Wuhan begins city-wide COVID-19 testing after new local infections since June 2020
Published: Aug 03, 2021 11:49 AM
Wuhan Photo: CFP

Residents line up for nucleic acid test in Wuhan. File Photo: CFP


Wuhan in Central China's Hubei Province will conduct city-wide COVID-19 testing, as the city has upgraded its epidemic response measures in the face of the recent outbreak, locking down the area where local infections were reported while upgrading its risk levels.

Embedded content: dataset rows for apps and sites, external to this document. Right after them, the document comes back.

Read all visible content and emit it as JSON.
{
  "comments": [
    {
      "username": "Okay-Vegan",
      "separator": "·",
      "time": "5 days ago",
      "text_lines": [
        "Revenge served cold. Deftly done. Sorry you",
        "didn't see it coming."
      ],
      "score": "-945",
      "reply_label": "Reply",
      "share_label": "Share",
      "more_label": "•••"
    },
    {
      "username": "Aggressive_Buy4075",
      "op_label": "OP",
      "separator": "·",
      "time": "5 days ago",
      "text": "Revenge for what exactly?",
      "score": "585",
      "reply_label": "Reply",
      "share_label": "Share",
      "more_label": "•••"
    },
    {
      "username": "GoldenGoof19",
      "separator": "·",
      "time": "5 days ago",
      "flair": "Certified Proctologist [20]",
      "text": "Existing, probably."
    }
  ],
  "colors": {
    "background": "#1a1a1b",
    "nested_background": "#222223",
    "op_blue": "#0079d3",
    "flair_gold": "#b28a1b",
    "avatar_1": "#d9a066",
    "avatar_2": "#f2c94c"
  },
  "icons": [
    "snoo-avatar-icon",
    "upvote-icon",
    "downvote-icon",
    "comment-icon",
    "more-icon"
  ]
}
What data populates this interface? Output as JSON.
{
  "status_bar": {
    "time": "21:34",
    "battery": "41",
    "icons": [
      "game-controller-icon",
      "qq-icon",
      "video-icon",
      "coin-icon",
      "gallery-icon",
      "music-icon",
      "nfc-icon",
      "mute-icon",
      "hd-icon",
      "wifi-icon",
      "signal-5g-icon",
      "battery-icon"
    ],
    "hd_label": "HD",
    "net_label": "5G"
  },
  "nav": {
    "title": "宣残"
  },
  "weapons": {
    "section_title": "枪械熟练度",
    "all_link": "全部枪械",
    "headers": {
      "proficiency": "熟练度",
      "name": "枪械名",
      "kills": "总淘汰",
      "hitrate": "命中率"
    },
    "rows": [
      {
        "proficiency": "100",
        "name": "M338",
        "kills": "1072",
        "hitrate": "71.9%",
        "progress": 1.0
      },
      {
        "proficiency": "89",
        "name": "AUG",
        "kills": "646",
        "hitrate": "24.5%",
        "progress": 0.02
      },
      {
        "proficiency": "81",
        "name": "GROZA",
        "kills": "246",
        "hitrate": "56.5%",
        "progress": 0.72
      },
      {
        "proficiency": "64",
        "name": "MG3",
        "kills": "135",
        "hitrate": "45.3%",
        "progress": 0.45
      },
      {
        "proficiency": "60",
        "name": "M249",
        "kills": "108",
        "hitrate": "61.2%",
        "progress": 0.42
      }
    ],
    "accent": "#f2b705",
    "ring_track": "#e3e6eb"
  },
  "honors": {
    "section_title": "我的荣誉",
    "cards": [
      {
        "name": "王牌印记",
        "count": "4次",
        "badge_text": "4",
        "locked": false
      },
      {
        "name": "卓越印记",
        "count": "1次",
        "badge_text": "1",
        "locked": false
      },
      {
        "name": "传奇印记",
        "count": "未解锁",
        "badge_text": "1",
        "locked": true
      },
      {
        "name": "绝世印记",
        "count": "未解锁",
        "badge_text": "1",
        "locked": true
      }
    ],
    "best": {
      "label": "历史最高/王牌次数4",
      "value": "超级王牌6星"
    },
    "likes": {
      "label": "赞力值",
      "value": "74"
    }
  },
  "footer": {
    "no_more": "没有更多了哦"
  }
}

The city's subway has adopted stricter anti-epidemic rules, and all schools have been closed. 

A total of six confirmed cases and eight asymptomatic cases were reported in the latest round of infections, none of which has developed into severe cases, the provincial health commission said on Tuesday at a press briefing.

The local infections in Hubei are of the Delta variant related to the virus spread in Huai'an, East China's Jiangsu Province, authorities noted.

A Wuhan resident surnamed Xiao told the Global Times that her residential community has set up a site for nucleic acid testing this morning.

Wuhan reported seven local COVID-19 cases on Monday, breaking the zero infection record since June 2020. 

A resident of Zhuankou neighborhood, who was the first case in the latest spike, transmitted the virus to six other close contacts. The community is now under lockdown and the area was upgraded to medium-risk area, the city's health commission said in a statement on Tuesday. 

Another seven communities near the infected patient's workplace, a construction site in Wuhan's Jingkai district, have also been put under closed-off management. All residents living within the communities will receive nucleic acid testing, the health commission said. 

All schools and tutorial institutions were asked to suspend offline classes and strengthen campus health monitoring, meanwhile speeding up the vaccination for teachers and students, local authorities said on Tuesday. 

"I would give a thumb up to the government's swift response to this flare-up, very swift and efficient," Luo Ning, a Wuhan resident, told the Global Times on Tuesday, noting that Wuhan people were traumatized by the outbreak last year, and they have learned how to stay safe and protect themselves. "I believe this small flare-up won't cause too much trouble for us, but it's better to be careful," Luo said.

"Wuhan people are always on high alert of such things… The subways in Wuhan are all empty now, as if people have disappeared suddenly," a local resident surnamed Chen told the Global Times on Tuesday. 

The city's subways have reinforced stricter COVID-19 rules, including a mandatory on wearing masks, measuring body temperatures and checking health codes. Several stations near the Zhuankou neighborhood are temporarily closed. 

"Some of my neighbors are piling up food since last night, but I haven't. We might be overreacting but it's better to be cautious. Some of us are afraid this round of flare-up would go uncontrollable. Many people think the situation is under control but still avoids being outside," Xiao said.

Chen added that she has also been stocking life necessities as the others are doing, but this time "it won't be that dramatic," expressing her confidence in coping with the epidemic surge. 

Major supermarkets in the city are now stockpiling their shelves to ensure there is full supply and prices are kept stable, The Paper reported on Tuesday. 

Besides routine epidemic prevention, the supermarkets conducted thorough disinfection in their stores. Employees are also kept in check with daily health status monitoring. 

Daily supplies will be sent to closed-off communities and distributed into each household, the supermarket staff member said. Any commodities can be replenished within 2-3 hours. 

"Some would laugh and think that Wuhan people are overreacting, hiding away immediately after the epidemic strikes," Dong, a local resident, said to the Global Times. "But Wuhan shouldn't bear such scolding. We are the ones that were once the most desperate, and the deep wounds have left us with a scar."